She has addressed damages and commercial success issues in Hatch-Waxman Paragraph IV cases. Ms. Canal Aruoba also has extensive experience working with large claims datasets, including matters involving healthcare insurers, health plans, and hospitals.

Antitrust and competition

Ms. Canal Aruoba consults on antitrust and competition cases with a focus on “failing firm” defense and efficiencies analyses. Her recent experience includes the DOJ’s successful challenge in United States v. EnergySolutions Inc. et al., in which she supported our expert’s rebuttal of the opposing parties’ failing firm defense. She has addressed similar issues in the healthcare, food, and online gaming industries.

She also has supported a testifying expert in a matter involving allegations of attempted monopolization, collusion, and price fixing. In this case, she supervised analyses on common impact issues with respect to class certification, developing econometric models to estimate damages and incorporating discovery into data analyses.

Valuation and damages

Ms. Canal Aruoba has conducted valuations and calculated damages in a variety of contexts involving merger and acquisition (M&A) litigation, lost profits, and the analysis of specific assets such as pharmaceuticals, uranium contracts, turbines, and flood insurance. She has experience using econometric techniques as well as discounted cash flow (DCF) and comparables valuation methodologies.

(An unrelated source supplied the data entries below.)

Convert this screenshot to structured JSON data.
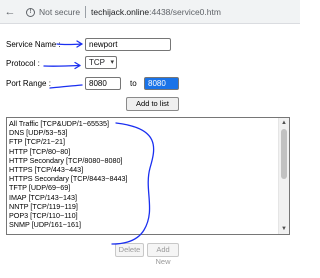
{
  "browser": {
    "security_text": "Not secure",
    "url_host": "techijack.online",
    "url_rest": ":4438/service0.htm",
    "icons": {
      "back": "back-arrow-icon",
      "warning": "info-warning-icon"
    }
  },
  "form": {
    "service_name_label": "Service Name :",
    "service_name_value": "newport",
    "protocol_label": "Protocol :",
    "protocol_value": "TCP",
    "port_range_label": "Port Range :",
    "port_start": "8080",
    "port_to_label": "to",
    "port_end": "8080",
    "add_button": "Add to list"
  },
  "service_list": [
    "All Traffic [TCP&UDP/1~65535]",
    "DNS [UDP/53~53]",
    "FTP [TCP/21~21]",
    "HTTP [TCP/80~80]",
    "HTTP Secondary [TCP/8080~8080]",
    "HTTPS [TCP/443~443]",
    "HTTPS Secondary [TCP/8443~8443]",
    "TFTP [UDP/69~69]",
    "IMAP [TCP/143~143]",
    "NNTP [TCP/119~119]",
    "POP3 [TCP/110~110]",
    "SNMP [UDP/161~161]"
  ],
  "list_actions": {
    "delete": "Delete",
    "add_new": "Add New"
  },
  "colors": {
    "annotation_ink": "#1a2ff0",
    "selection": "#1a73e8"
  }
}
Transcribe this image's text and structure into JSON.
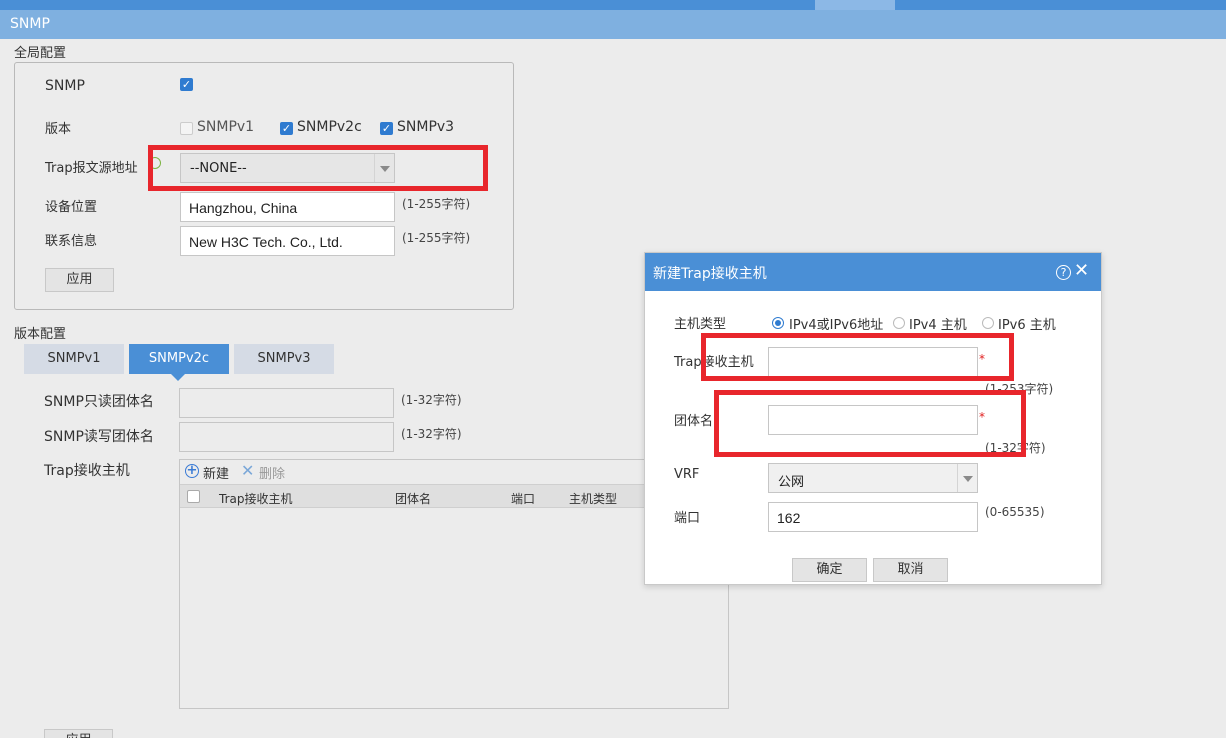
{
  "window": {
    "title": "SNMP"
  },
  "global": {
    "section_title": "全局配置",
    "snmp_label": "SNMP",
    "version_label": "版本",
    "versions": [
      "SNMPv1",
      "SNMPv2c",
      "SNMPv3"
    ],
    "versions_checked": [
      false,
      true,
      true
    ],
    "trap_source_label": "Trap报文源地址",
    "trap_source_value": "--NONE--",
    "location_label": "设备位置",
    "location_value": "Hangzhou, China",
    "location_hint": "(1-255字符)",
    "contact_label": "联系信息",
    "contact_value": "New H3C Tech. Co., Ltd.",
    "contact_hint": "(1-255字符)",
    "apply_label": "应用"
  },
  "version_config": {
    "section_title": "版本配置",
    "tabs": [
      "SNMPv1",
      "SNMPv2c",
      "SNMPv3"
    ],
    "active_tab": "SNMPv2c",
    "ro_community_label": "SNMP只读团体名",
    "ro_hint": "(1-32字符)",
    "rw_community_label": "SNMP读写团体名",
    "rw_hint": "(1-32字符)",
    "trap_host_label": "Trap接收主机",
    "toolbar": {
      "new_label": "新建",
      "delete_label": "删除"
    },
    "columns": [
      "Trap接收主机",
      "团体名",
      "端口",
      "主机类型"
    ],
    "apply_label": "应用"
  },
  "dialog": {
    "title": "新建Trap接收主机",
    "host_type_label": "主机类型",
    "host_type_options": [
      "IPv4或IPv6地址",
      "IPv4 主机",
      "IPv6 主机"
    ],
    "host_type_selected": "IPv4或IPv6地址",
    "trap_host_label": "Trap接收主机",
    "trap_host_value": "",
    "trap_host_hint": "(1-253字符)",
    "community_label": "团体名",
    "community_value": "",
    "community_hint": "(1-32字符)",
    "vrf_label": "VRF",
    "vrf_value": "公网",
    "port_label": "端口",
    "port_value": "162",
    "port_hint": "(0-65535)",
    "required_mark": "*",
    "ok_label": "确定",
    "cancel_label": "取消"
  },
  "colors": {
    "accent": "#4a8fd6",
    "highlight": "#e8262c"
  }
}
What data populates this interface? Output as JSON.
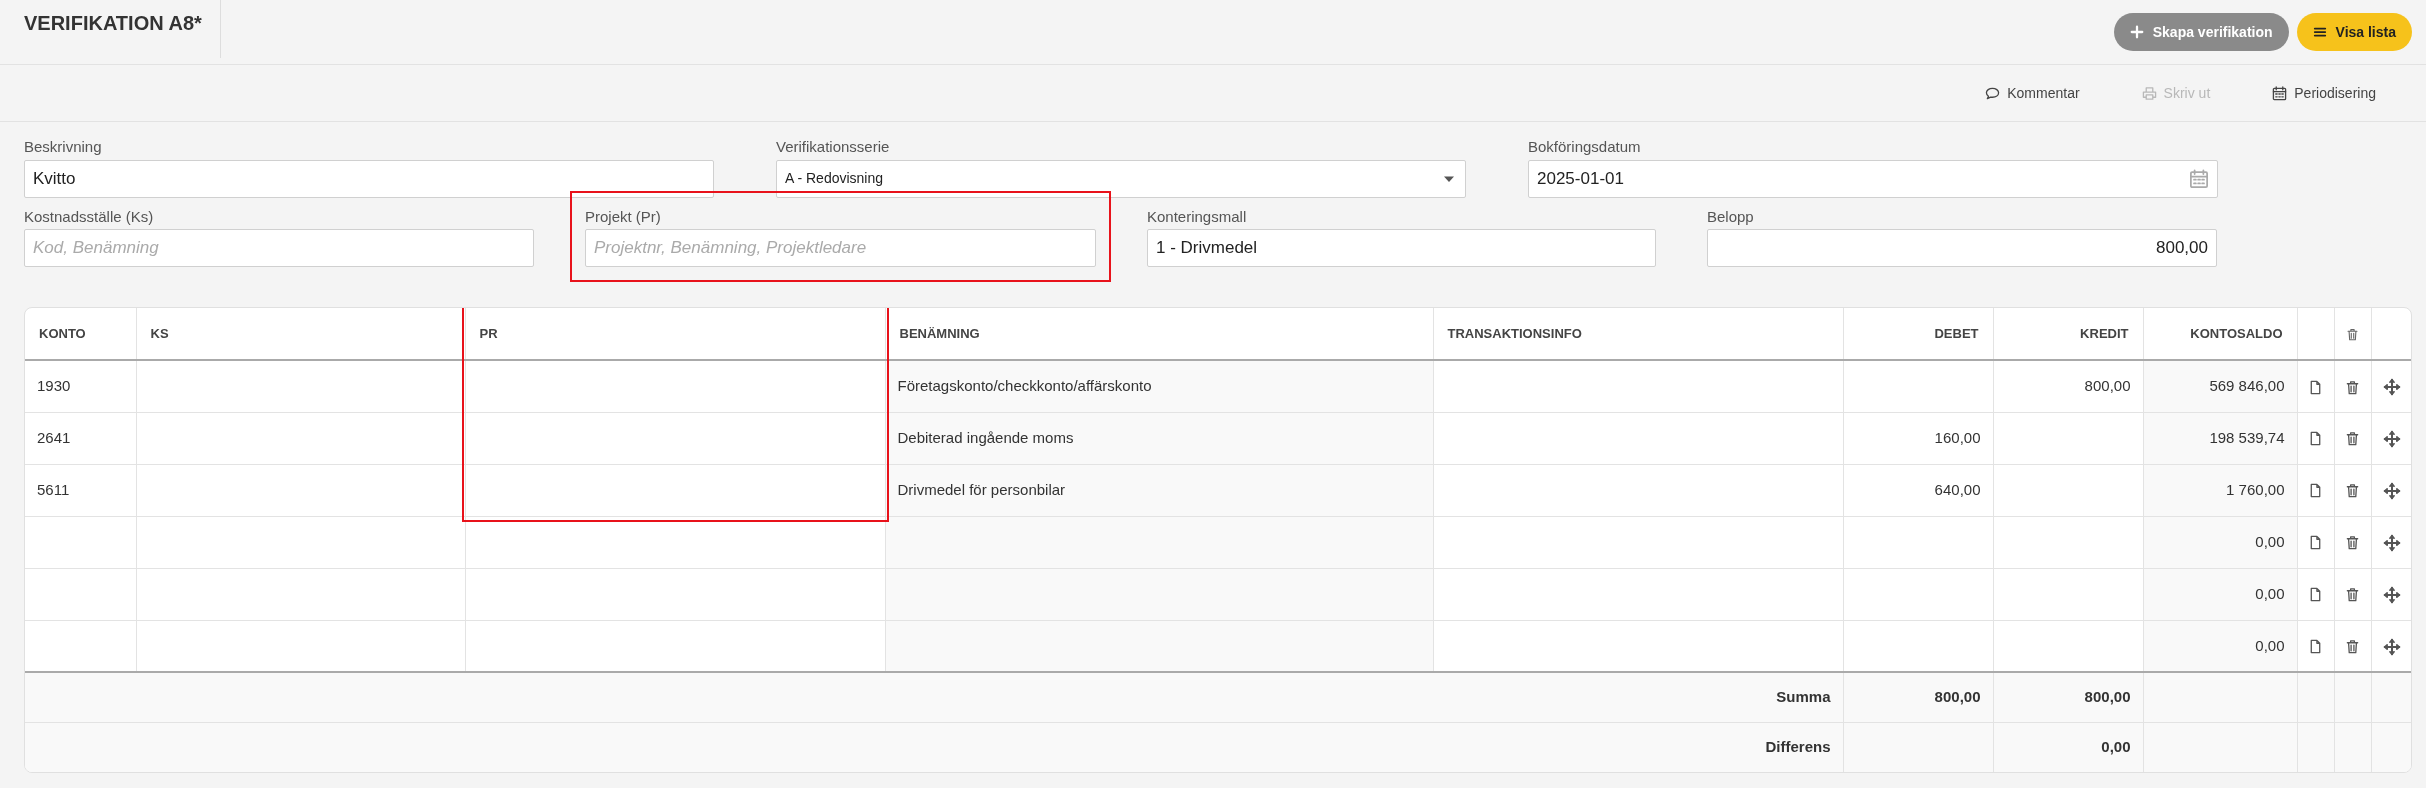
{
  "page_title": "VERIFIKATION A8*",
  "header_buttons": [
    {
      "label": "Skapa verifikation",
      "kind": "secondary"
    },
    {
      "label": "Visa lista",
      "kind": "primary"
    }
  ],
  "toolbar": [
    {
      "label": "Kommentar",
      "disabled": false
    },
    {
      "label": "Skriv ut",
      "disabled": true
    },
    {
      "label": "Periodisering",
      "disabled": false
    }
  ],
  "form_rows": [
    [
      {
        "label": "Beskrivning",
        "value": "Kvitto",
        "kind": "text",
        "highlighted": false
      },
      {
        "label": "Verifikationsserie",
        "value": "A - Redovisning",
        "kind": "select",
        "highlighted": false
      },
      {
        "label": "Bokföringsdatum",
        "value": "2025-01-01",
        "kind": "date",
        "highlighted": false
      }
    ],
    [
      {
        "label": "Kostnadsställe (Ks)",
        "placeholder": "Kod, Benämning",
        "kind": "text",
        "highlighted": false
      },
      {
        "label": "Projekt (Pr)",
        "placeholder": "Projektnr, Benämning, Projektledare",
        "kind": "text",
        "highlighted": true
      },
      {
        "label": "Konteringsmall",
        "value": "1 - Drivmedel",
        "kind": "text",
        "highlighted": false
      },
      {
        "label": "Belopp",
        "value": "800,00",
        "kind": "amount",
        "highlighted": false
      }
    ]
  ],
  "table": {
    "columns": [
      {
        "label": "KONTO",
        "highlighted": false
      },
      {
        "label": "KS",
        "highlighted": false
      },
      {
        "label": "PR",
        "highlighted": true
      },
      {
        "label": "BENÄMNING",
        "highlighted": false
      },
      {
        "label": "TRANSAKTIONSINFO",
        "highlighted": false
      },
      {
        "label": "DEBET",
        "highlighted": false
      },
      {
        "label": "KREDIT",
        "highlighted": false
      },
      {
        "label": "KONTOSALDO",
        "highlighted": false
      }
    ],
    "rows": [
      {
        "konto": "1930",
        "benamning": "Företagskonto/checkkonto/affärskonto",
        "kredit": "800,00",
        "kontosaldo": "569 846,00"
      },
      {
        "konto": "2641",
        "benamning": "Debiterad ingående moms",
        "debet": "160,00",
        "kontosaldo": "198 539,74"
      },
      {
        "konto": "5611",
        "benamning": "Drivmedel för personbilar",
        "debet": "640,00",
        "kontosaldo": "1 760,00"
      },
      {
        "kontosaldo": "0,00"
      },
      {
        "kontosaldo": "0,00"
      },
      {
        "kontosaldo": "0,00"
      }
    ],
    "footer": [
      {
        "label": "Summa",
        "debet": "800,00",
        "kredit": "800,00"
      },
      {
        "label": "Differens",
        "kredit": "0,00"
      }
    ]
  }
}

Ian Hoffman Cornerstone Research

Ian Hoffman is an Associate with Cornerstone Research.

Donna Hoffman Cornerstone Research

Donna Hoffman is  renowned  in the area of online consumer experiences, including online consumer behavior, internet marketing, digital commerce, and online search. Her research also evaluates the impact of new technologies, including artificial intelligence (AI) and the Internet of Things, on the online retail market environment.

An experienced expert witness, Professor Hoffman has testified in multiple matters, including in two federal trials. Her testimony in these matters included evaluating and opining on issues relating to online consumer...